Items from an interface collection
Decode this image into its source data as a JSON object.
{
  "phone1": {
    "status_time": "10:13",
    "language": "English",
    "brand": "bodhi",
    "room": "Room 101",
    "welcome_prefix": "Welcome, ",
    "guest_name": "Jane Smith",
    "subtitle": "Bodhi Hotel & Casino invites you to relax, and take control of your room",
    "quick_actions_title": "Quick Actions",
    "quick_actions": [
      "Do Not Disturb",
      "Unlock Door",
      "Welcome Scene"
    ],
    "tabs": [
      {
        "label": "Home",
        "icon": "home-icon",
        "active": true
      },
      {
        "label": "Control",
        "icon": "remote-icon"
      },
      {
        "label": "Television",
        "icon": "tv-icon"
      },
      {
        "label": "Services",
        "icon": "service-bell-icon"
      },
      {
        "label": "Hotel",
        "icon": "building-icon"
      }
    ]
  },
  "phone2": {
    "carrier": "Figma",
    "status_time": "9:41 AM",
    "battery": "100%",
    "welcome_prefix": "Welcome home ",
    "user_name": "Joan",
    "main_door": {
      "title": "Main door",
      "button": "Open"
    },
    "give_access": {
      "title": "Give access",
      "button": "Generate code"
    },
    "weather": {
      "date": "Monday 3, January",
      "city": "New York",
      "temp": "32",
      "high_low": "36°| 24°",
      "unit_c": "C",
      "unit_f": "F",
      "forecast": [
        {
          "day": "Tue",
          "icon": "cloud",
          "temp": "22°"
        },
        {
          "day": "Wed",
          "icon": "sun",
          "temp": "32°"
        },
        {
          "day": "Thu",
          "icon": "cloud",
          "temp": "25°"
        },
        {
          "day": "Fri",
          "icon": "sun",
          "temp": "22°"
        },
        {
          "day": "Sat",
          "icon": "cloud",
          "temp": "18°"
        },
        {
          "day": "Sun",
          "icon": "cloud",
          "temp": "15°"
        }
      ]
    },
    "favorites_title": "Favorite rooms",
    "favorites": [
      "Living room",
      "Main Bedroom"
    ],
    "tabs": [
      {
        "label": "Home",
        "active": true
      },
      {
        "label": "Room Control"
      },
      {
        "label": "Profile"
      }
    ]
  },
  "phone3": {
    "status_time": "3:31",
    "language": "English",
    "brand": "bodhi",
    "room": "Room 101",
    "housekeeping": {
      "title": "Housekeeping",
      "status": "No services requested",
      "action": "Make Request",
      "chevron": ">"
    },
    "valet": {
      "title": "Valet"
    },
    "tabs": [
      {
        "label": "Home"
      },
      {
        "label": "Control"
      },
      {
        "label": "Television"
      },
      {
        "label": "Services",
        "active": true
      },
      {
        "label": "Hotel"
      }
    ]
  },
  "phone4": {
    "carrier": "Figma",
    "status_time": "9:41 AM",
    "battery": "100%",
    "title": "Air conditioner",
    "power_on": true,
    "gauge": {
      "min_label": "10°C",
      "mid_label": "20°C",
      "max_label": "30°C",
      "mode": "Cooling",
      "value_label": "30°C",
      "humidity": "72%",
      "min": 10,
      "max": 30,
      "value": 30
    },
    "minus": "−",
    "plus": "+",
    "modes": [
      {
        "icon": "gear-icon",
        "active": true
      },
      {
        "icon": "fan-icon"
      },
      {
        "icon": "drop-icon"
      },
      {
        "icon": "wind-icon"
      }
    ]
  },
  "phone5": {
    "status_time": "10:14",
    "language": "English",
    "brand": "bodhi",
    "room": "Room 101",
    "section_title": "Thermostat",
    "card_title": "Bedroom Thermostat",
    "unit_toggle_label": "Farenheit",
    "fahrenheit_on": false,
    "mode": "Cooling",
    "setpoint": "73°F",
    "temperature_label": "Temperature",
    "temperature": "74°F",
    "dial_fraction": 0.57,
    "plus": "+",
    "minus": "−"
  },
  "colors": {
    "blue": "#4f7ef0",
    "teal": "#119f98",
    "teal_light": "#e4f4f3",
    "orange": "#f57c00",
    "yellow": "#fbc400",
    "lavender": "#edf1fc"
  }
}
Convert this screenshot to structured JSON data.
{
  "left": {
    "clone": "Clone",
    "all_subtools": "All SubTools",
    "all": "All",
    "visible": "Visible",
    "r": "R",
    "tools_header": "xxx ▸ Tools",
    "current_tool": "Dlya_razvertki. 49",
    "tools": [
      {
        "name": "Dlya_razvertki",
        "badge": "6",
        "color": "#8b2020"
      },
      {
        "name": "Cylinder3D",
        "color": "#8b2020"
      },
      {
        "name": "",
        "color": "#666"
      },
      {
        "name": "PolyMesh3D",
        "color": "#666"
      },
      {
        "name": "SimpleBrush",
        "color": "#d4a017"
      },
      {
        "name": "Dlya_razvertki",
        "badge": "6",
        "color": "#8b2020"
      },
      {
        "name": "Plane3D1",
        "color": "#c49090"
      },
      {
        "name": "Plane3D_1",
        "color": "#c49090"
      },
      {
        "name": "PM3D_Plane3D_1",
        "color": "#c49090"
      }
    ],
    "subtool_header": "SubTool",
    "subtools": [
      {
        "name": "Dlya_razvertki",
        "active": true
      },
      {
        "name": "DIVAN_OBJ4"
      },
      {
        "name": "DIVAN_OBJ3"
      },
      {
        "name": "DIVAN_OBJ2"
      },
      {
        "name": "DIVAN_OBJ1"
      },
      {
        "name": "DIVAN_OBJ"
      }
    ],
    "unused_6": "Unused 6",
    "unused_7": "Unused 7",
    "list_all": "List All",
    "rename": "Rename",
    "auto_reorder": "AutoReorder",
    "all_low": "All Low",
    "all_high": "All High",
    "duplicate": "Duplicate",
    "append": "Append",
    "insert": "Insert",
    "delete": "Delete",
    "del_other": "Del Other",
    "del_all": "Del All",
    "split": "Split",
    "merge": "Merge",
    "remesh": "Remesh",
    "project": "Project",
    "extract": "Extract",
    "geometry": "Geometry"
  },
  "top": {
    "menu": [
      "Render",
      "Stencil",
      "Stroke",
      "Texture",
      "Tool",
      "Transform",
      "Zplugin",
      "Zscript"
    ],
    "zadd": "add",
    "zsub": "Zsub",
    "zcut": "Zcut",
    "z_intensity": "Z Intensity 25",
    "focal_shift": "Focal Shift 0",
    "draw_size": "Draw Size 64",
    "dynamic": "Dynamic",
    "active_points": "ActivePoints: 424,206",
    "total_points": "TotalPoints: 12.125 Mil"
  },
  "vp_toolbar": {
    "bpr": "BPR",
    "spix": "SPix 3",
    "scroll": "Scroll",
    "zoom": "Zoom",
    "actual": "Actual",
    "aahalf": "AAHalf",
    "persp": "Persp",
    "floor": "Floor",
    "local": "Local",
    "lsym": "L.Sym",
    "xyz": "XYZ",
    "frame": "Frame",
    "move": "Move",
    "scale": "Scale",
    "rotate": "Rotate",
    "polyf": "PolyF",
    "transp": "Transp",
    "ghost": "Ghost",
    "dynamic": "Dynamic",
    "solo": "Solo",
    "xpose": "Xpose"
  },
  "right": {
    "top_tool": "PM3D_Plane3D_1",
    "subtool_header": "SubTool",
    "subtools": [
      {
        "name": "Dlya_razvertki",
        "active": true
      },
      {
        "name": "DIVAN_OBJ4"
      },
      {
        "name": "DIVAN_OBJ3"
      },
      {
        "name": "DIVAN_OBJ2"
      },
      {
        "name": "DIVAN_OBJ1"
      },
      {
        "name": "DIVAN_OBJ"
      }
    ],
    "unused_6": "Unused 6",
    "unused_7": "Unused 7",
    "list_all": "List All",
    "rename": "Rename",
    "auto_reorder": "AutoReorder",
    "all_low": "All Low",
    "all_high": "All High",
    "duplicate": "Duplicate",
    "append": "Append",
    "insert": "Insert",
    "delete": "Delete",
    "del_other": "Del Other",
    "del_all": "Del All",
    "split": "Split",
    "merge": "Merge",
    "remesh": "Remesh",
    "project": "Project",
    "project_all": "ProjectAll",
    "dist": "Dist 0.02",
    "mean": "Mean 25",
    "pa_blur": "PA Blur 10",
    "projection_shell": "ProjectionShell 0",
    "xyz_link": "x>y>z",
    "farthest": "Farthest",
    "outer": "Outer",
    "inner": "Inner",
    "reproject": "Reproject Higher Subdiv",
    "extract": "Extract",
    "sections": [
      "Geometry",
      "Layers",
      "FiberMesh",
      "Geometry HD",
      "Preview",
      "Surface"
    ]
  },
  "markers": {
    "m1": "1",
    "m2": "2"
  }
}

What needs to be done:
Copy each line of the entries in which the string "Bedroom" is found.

Completed task:
      "Main Bedroom"
    "card_title": "Bedroom Thermostat",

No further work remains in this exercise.